* _What the exercise asks_: What you return should match every record exactly, with the images removed.

---- Material for the task

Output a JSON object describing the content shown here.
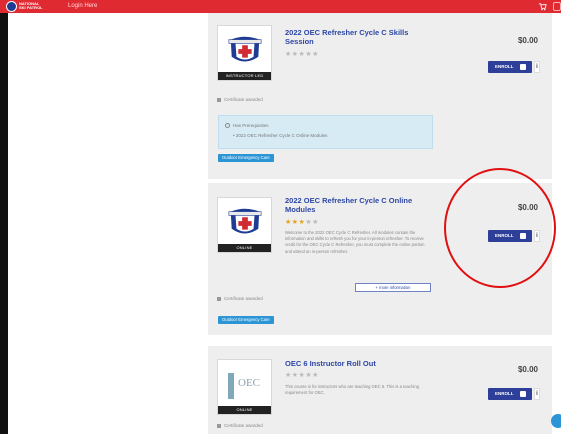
{
  "header": {
    "logo_text": "NATIONAL SKI PATROL",
    "login_label": "Login Here",
    "cart_icon": "cart-icon"
  },
  "courses": [
    {
      "title": "2022 OEC Refresher Cycle C Skills Session",
      "rating": 0,
      "thumb_label": "INSTRUCTOR LED",
      "price": "$0.00",
      "enroll_label": "ENROLL",
      "info_label": "i",
      "certificate": "Certificate awarded",
      "prereq_header": "Has Prerequisites",
      "prereq_item": "2022 OEC Refresher Cycle C Online Modules",
      "tag": "Outdoor Emergency Care"
    },
    {
      "title": "2022 OEC Refresher Cycle C Online Modules",
      "rating": 3,
      "thumb_label": "ONLINE",
      "description": "Welcome to the 2022 OEC Cycle C Refresher. All modules contain the information and skills to refresh you for your in-person refresher. To receive credit for the OEC Cycle C Refresher, you must complete the online portion and attend an in-person refresher.",
      "more_info_label": "+ more information",
      "price": "$0.00",
      "enroll_label": "ENROLL",
      "info_label": "i",
      "certificate": "Certificate awarded",
      "tag": "Outdoor Emergency Care"
    },
    {
      "title": "OEC 6 Instructor Roll Out",
      "rating": 0,
      "thumb_label": "ONLINE",
      "logo_text": "OEC",
      "description": "This course is for instructors who are teaching OEC 6. This is a teaching requirement for OEC.",
      "price": "$0.00",
      "enroll_label": "ENROLL",
      "info_label": "i",
      "certificate": "Certificate awarded"
    }
  ],
  "annotation": {
    "color": "#e01010"
  },
  "colors": {
    "topbar": "#e02a32",
    "title": "#2d47a6",
    "enroll_button": "#2d3f98",
    "tag": "#2c95d6",
    "star": "#e4a51b"
  }
}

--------

* _Output of the exercise_:
Output a JSON object describing the content shown here.
{
  "header": {
    "logo_text": "NATIONAL SKI PATROL",
    "login_label": "Login Here",
    "cart_icon": "cart-icon"
  },
  "courses": [
    {
      "title": "2022 OEC Refresher Cycle C Skills Session",
      "rating": 0,
      "thumb_label": "INSTRUCTOR LED",
      "price": "$0.00",
      "enroll_label": "ENROLL",
      "info_label": "i",
      "certificate": "Certificate awarded",
      "prereq_header": "Has Prerequisites",
      "prereq_item": "2022 OEC Refresher Cycle C Online Modules",
      "tag": "Outdoor Emergency Care"
    },
    {
      "title": "2022 OEC Refresher Cycle C Online Modules",
      "rating": 3,
      "thumb_label": "ONLINE",
      "description": "Welcome to the 2022 OEC Cycle C Refresher. All modules contain the information and skills to refresh you for your in-person refresher. To receive credit for the OEC Cycle C Refresher, you must complete the online portion and attend an in-person refresher.",
      "more_info_label": "+ more information",
      "price": "$0.00",
      "enroll_label": "ENROLL",
      "info_label": "i",
      "certificate": "Certificate awarded",
      "tag": "Outdoor Emergency Care"
    },
    {
      "title": "OEC 6 Instructor Roll Out",
      "rating": 0,
      "thumb_label": "ONLINE",
      "logo_text": "OEC",
      "description": "This course is for instructors who are teaching OEC 6. This is a teaching requirement for OEC.",
      "price": "$0.00",
      "enroll_label": "ENROLL",
      "info_label": "i",
      "certificate": "Certificate awarded"
    }
  ],
  "annotation": {
    "color": "#e01010"
  },
  "colors": {
    "topbar": "#e02a32",
    "title": "#2d47a6",
    "enroll_button": "#2d3f98",
    "tag": "#2c95d6",
    "star": "#e4a51b"
  }
}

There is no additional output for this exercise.